## [PROBLEM REQUIREMENTS]
What you return must match every record word for word.

[App and web page records]
====

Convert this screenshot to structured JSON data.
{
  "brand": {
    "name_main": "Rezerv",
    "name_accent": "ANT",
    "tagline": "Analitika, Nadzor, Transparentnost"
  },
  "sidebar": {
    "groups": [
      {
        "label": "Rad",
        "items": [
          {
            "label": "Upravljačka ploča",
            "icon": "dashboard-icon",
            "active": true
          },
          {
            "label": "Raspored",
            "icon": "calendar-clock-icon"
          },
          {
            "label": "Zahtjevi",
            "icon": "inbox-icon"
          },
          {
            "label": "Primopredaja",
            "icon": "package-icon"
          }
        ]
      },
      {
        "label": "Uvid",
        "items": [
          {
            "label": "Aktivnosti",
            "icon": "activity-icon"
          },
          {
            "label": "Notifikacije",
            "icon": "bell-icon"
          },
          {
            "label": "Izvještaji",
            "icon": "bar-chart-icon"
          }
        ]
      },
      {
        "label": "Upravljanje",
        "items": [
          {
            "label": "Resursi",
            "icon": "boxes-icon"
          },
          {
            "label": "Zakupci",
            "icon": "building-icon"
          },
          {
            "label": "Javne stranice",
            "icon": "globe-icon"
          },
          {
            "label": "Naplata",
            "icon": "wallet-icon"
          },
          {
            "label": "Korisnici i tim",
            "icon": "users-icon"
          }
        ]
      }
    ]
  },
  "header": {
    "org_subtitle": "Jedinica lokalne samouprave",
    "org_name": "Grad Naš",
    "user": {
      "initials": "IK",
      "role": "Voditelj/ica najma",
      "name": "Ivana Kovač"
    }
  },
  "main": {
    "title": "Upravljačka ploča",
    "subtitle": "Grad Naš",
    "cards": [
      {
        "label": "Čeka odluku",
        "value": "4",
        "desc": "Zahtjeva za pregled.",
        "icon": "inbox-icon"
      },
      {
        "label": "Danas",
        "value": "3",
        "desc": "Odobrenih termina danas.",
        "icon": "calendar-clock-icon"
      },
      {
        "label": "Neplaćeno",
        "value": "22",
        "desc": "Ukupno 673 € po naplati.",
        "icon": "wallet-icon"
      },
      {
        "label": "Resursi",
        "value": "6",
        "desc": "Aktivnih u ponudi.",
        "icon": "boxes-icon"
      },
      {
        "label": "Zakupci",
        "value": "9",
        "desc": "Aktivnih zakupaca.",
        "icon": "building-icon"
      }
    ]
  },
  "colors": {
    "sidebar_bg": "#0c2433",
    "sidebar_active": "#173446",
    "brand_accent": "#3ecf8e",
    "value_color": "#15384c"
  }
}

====

## [WRITTEN ANSWER]
Convert this screenshot to structured JSON data.
{
  "brand": {
    "name_main": "Rezerv",
    "name_accent": "ANT",
    "tagline": "Analitika, Nadzor, Transparentnost"
  },
  "sidebar": {
    "groups": [
      {
        "label": "Rad",
        "items": [
          {
            "label": "Upravljačka ploča",
            "icon": "dashboard-icon",
            "active": true
          },
          {
            "label": "Raspored",
            "icon": "calendar-clock-icon"
          },
          {
            "label": "Zahtjevi",
            "icon": "inbox-icon"
          },
          {
            "label": "Primopredaja",
            "icon": "package-icon"
          }
        ]
      },
      {
        "label": "Uvid",
        "items": [
          {
            "label": "Aktivnosti",
            "icon": "activity-icon"
          },
          {
            "label": "Notifikacije",
            "icon": "bell-icon"
          },
          {
            "label": "Izvještaji",
            "icon": "bar-chart-icon"
          }
        ]
      },
      {
        "label": "Upravljanje",
        "items": [
          {
            "label": "Resursi",
            "icon": "boxes-icon"
          },
          {
            "label": "Zakupci",
            "icon": "building-icon"
          },
          {
            "label": "Javne stranice",
            "icon": "globe-icon"
          },
          {
            "label": "Naplata",
            "icon": "wallet-icon"
          },
          {
            "label": "Korisnici i tim",
            "icon": "users-icon"
          }
        ]
      }
    ]
  },
  "header": {
    "org_subtitle": "Jedinica lokalne samouprave",
    "org_name": "Grad Naš",
    "user": {
      "initials": "IK",
      "role": "Voditelj/ica najma",
      "name": "Ivana Kovač"
    }
  },
  "main": {
    "title": "Upravljačka ploča",
    "subtitle": "Grad Naš",
    "cards": [
      {
        "label": "Čeka odluku",
        "value": "4",
        "desc": "Zahtjeva za pregled.",
        "icon": "inbox-icon"
      },
      {
        "label": "Danas",
        "value": "3",
        "desc": "Odobrenih termina danas.",
        "icon": "calendar-clock-icon"
      },
      {
        "label": "Neplaćeno",
        "value": "22",
        "desc": "Ukupno 673 € po naplati.",
        "icon": "wallet-icon"
      },
      {
        "label": "Resursi",
        "value": "6",
        "desc": "Aktivnih u ponudi.",
        "icon": "boxes-icon"
      },
      {
        "label": "Zakupci",
        "value": "9",
        "desc": "Aktivnih zakupaca.",
        "icon": "building-icon"
      }
    ]
  },
  "colors": {
    "sidebar_bg": "#0c2433",
    "sidebar_active": "#173446",
    "brand_accent": "#3ecf8e",
    "value_color": "#15384c"
  }
}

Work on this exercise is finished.